Smartwool Synergy Zip T

After years of being faithful to natural fibers, SmartWool has hopped in the sack with synthetics, and it’s been a fruitful affair. While ski-touring in the Tetons, I stayed warm and dry thanks to the Synergy’s 100 percent merino liner, while the smooth nylon-and-poly face acted like a built-in wind shirt. The extra-tall collar is a blessing when things get nasty, and the welded chest pocket is placed high so you can access small essentials without undoing your pack’s sternum strap. $150; www.smartwool.com


From top:

Prana Expedition

Take your favorite wind pants and add a touch of fleecy insulation and stretchy Lycra and you’ve got the Expedition, the most versatile cold-weather pants I tested.

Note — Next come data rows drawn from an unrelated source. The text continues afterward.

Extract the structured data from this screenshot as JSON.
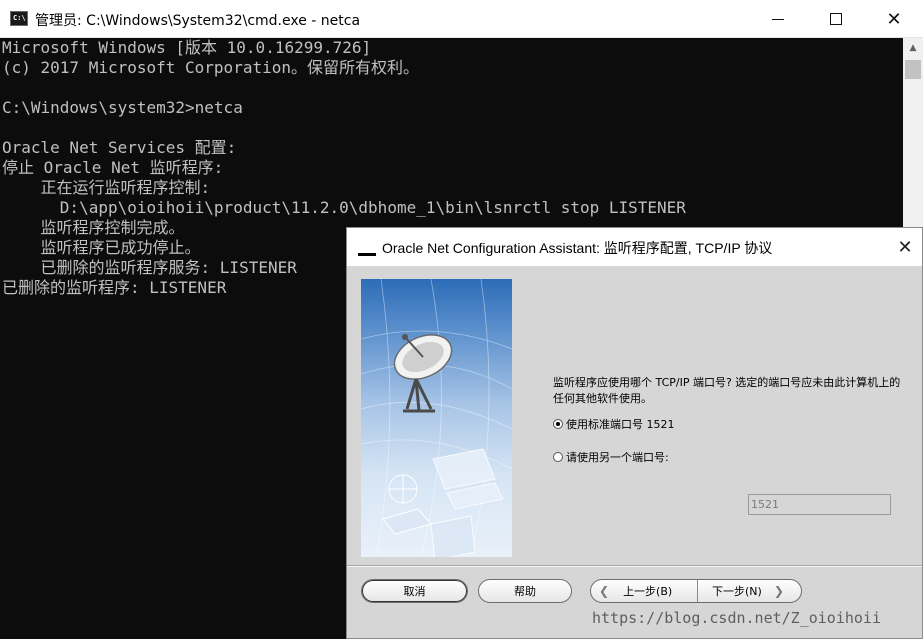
{
  "window": {
    "title": "管理员: C:\\Windows\\System32\\cmd.exe - netca",
    "icon": "C:\\",
    "controls": {
      "minimize_icon": "minimize-icon",
      "maximize_icon": "maximize-icon",
      "close_icon": "close-icon"
    }
  },
  "console": {
    "lines": [
      "Microsoft Windows [版本 10.0.16299.726]",
      "(c) 2017 Microsoft Corporation。保留所有权利。",
      "",
      "C:\\Windows\\system32>netca",
      "",
      "Oracle Net Services 配置:",
      "停止 Oracle Net 监听程序:",
      "    正在运行监听程序控制:",
      "      D:\\app\\oioihoii\\product\\11.2.0\\dbhome_1\\bin\\lsnrctl stop LISTENER",
      "    监听程序控制完成。",
      "    监听程序已成功停止。",
      "    已删除的监听程序服务: LISTENER",
      "已删除的监听程序: LISTENER"
    ]
  },
  "dialog": {
    "title": "Oracle Net Configuration Assistant: 监听程序配置, TCP/IP 协议",
    "instructions": "监听程序应使用哪个 TCP/IP 端口号? 选定的端口号应未由此计算机上的任何其他软件使用。",
    "options": [
      {
        "label": "使用标准端口号 1521",
        "checked": true
      },
      {
        "label": "请使用另一个端口号:",
        "checked": false
      }
    ],
    "port_value": "1521",
    "buttons": {
      "cancel": "取消",
      "help": "帮助",
      "back": "上一步(B)",
      "next": "下一步(N)"
    },
    "colors": {
      "background": "#d6d6d6",
      "panel_top": "#2d6cb8"
    }
  },
  "watermark": "https://blog.csdn.net/Z_oioihoii"
}
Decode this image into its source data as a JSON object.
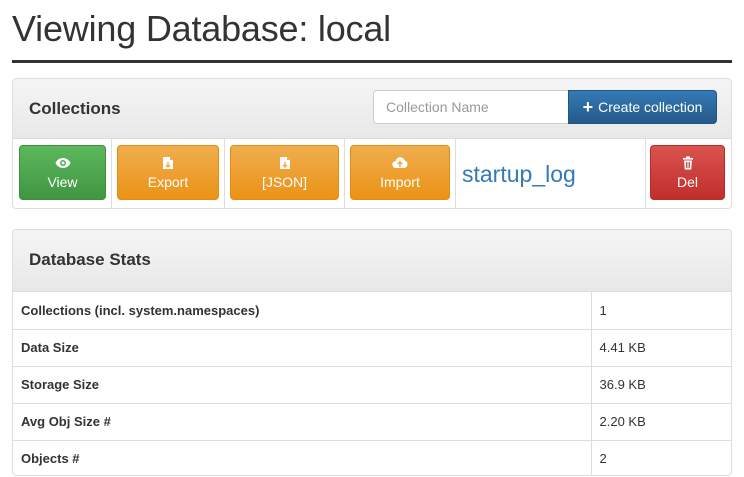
{
  "page": {
    "title": "Viewing Database: local"
  },
  "collections": {
    "heading": "Collections",
    "input_placeholder": "Collection Name",
    "create_label": "Create collection",
    "items": [
      {
        "name": "startup_log",
        "view_label": "View",
        "export_label": "Export",
        "json_label": "[JSON]",
        "import_label": "Import",
        "delete_label": "Del"
      }
    ]
  },
  "stats": {
    "heading": "Database Stats",
    "rows": [
      {
        "label": "Collections (incl. system.namespaces)",
        "value": "1"
      },
      {
        "label": "Data Size",
        "value": "4.41 KB"
      },
      {
        "label": "Storage Size",
        "value": "36.9 KB"
      },
      {
        "label": "Avg Obj Size #",
        "value": "2.20 KB"
      },
      {
        "label": "Objects #",
        "value": "2"
      }
    ]
  },
  "colors": {
    "primary": "#337ab7",
    "success": "#5cb85c",
    "warning": "#f0ad4e",
    "danger": "#d9534f"
  },
  "icons": {
    "view": "eye-icon",
    "export": "export-file-icon",
    "json": "export-file-icon",
    "import": "cloud-upload-icon",
    "delete": "trash-icon",
    "create": "plus-icon"
  }
}
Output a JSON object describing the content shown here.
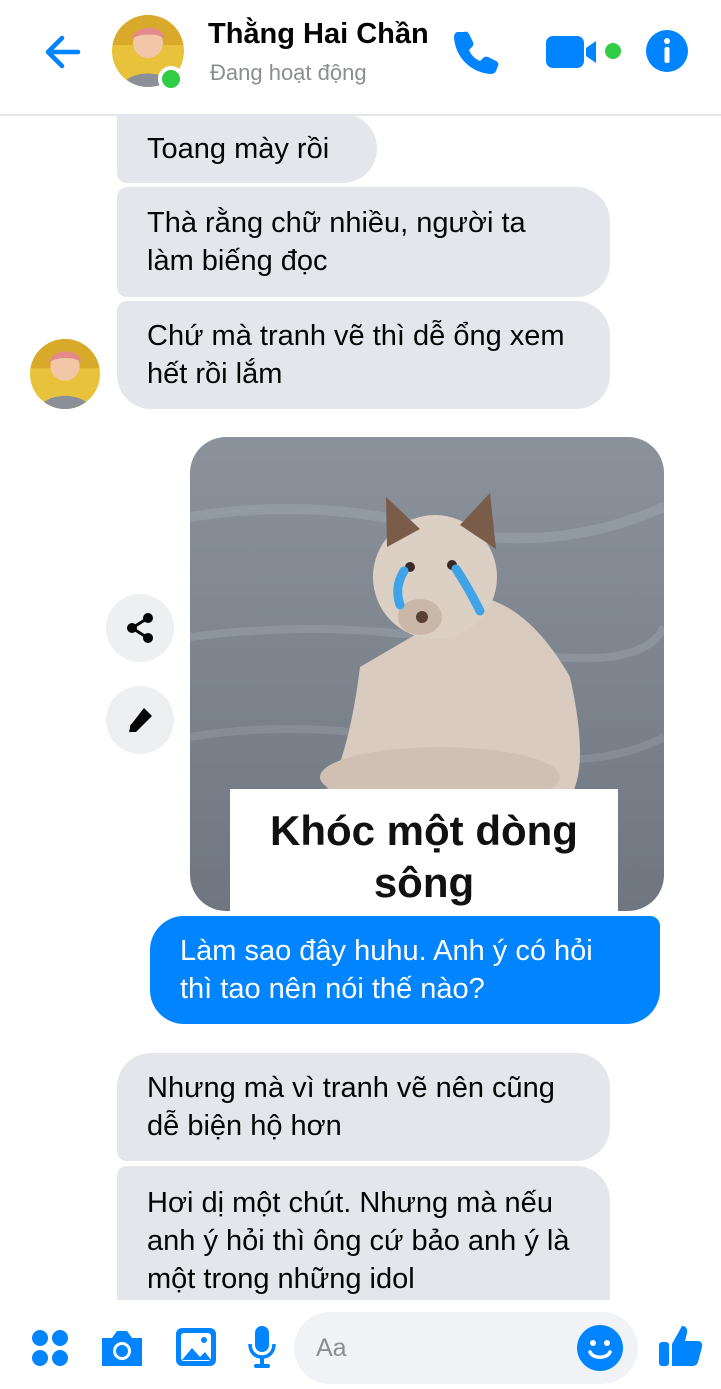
{
  "header": {
    "contact_name": "Thằng Hai Chần",
    "status": "Đang hoạt động"
  },
  "messages": [
    {
      "side": "incoming",
      "text": "Toang mày rồi"
    },
    {
      "side": "incoming",
      "text": "Thà rằng chữ nhiều, người ta làm biếng đọc"
    },
    {
      "side": "incoming",
      "text": "Chứ mà tranh vẽ thì dễ ổng xem hết rồi lắm"
    },
    {
      "side": "outgoing",
      "type": "image",
      "caption": "Khóc một dòng sông"
    },
    {
      "side": "outgoing",
      "text": "Làm sao đây huhu. Anh ý có hỏi thì tao nên nói thế nào?"
    },
    {
      "side": "incoming",
      "text": "Nhưng mà vì tranh vẽ nên cũng dễ biện hộ hơn"
    },
    {
      "side": "incoming",
      "text": "Hơi dị một chút. Nhưng mà nếu anh ý hỏi thì ông cứ bảo anh ý là một trong những idol"
    }
  ],
  "composer": {
    "placeholder": "Aa"
  },
  "colors": {
    "accent": "#0084ff",
    "incoming_bubble": "#e4e6eb",
    "online": "#31cc46"
  },
  "icons": [
    "back-arrow-icon",
    "phone-icon",
    "video-icon",
    "info-icon",
    "share-icon",
    "pencil-icon",
    "menu-dots-icon",
    "camera-icon",
    "image-icon",
    "microphone-icon",
    "emoji-icon",
    "thumbs-up-icon"
  ]
}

Above tree line in Colorado, they kept me warm in camp in subfreezing temps. The next day, while hiking in 50-degree sunshine, I only needed to crack the below-the-knee vents to stay comfortable. Demerits: The lined fabric is a little slow to dry, and the thigh pocket is oversize and poorly positioned. $100; www.prana.com

Patagonia Simple Guide

If you’ve pared down everything else in your layering system and want pants to match, this minimalist version of Patagonia’s time-tested Guide is an easy choice. With lighter-weight fabric and fewer features (no scuff guards or ankle zips), the Simple Guide shaves almost half a pound off the original. Both versions benefit from an upgraded stretch-woven material that increases resistance to abrasion and water. Get the revamped Guide ($145) if you need something that can double as a backcountry ski pant. $125; www.patagonia.com

Ground Pinnacle

Judging by the recent profusion of tapered, only-in-black soft-shell pants, you’d think there were a contingent of rock-climbing Goths driving the market. The Pinnacle bucks the trend with a jeans-style cut and color options. I abused them for the better part of a month—from bushwhacking below tree line to postholing in wet spring snow—and they still look new. The quick-drying Schoeller Dryskin fabric has an armorlike Nanosphere finish that repels water, mud, and marinara sauce with equal effectiveness. $165; www.groundwear.com

Cloudveil Run Don’t Walk

Would you rather freeze than wear tights? Stop shivering and try these crossovers. Smooth-faced Polartec Power Stretch fleece performs like cold-weather tights, but thanks to a relaxed cut, back pockets, and a magnetic-buckle waist belt, they feel like your favorite chinos. I wore them on a chilly trail run, then did something I’d never do in standard-issue leg-huggers: went straight to the grocery store. The fabric isn’t as water-resistant as others here, but it’s warmer and more breathable. $105; www.cloudveil.com

Base Layers

Wool vs. Synthetic: A shortcut guide to the base-layer smackdown

Merino Wool

Warmer when wet
Fights body odor better
More eco-friendly resource
Looks better with jeans


Wicks moisture away faster
Dries more quickly
Better warmth-to-weight ratio
Costs less

Base Layers

Base Layers

From left:

Mountain Hardwear Extend Midweight Zip T

Synthetic base layers have plenty of advantages over wool (see above), but odor control isn’t among them. The best stink defense we’ve found is Visa Endurance, used on the eXtend line and others. The yarns release silver ions that prevent the spread of funk-causing bacteria. $55; www.mountainhardwear.com

Sugoi Wired

Base layers, like everything else, are getting the iPod treatment. The midweight synthetic Wired comes with an integrated digital audio pocket on the sleeve. Anything heavier than an iPod Mini will slosh around, but then you probably shouldn’t be out running with your 40-gig player, should you? $70; www.sugoi.com

Helly Hansen Freeze Zip Turtle

This hybrid pairs a synthetic inner liner with a merino-wool exterior to capture some benefits of both. Lifa fabric inside wicks moisture from the skin, while the wool outer adds warmth. $75; www.hellyhansen.com

Patagonia Wool 2 Zip-Neck

This fall, Patagonia joins the ranks of SmartWool, Ibex, Icebreaker, and others by offering a full line of 100 percent merino base layers. The company’s new wool line is not quite as soft as the finest fabrics on the market, but for good reason: The material is prepped with a process called slow washing, instead of being treated with environmentally unfriendly chlorine. $88; www.patagonia.com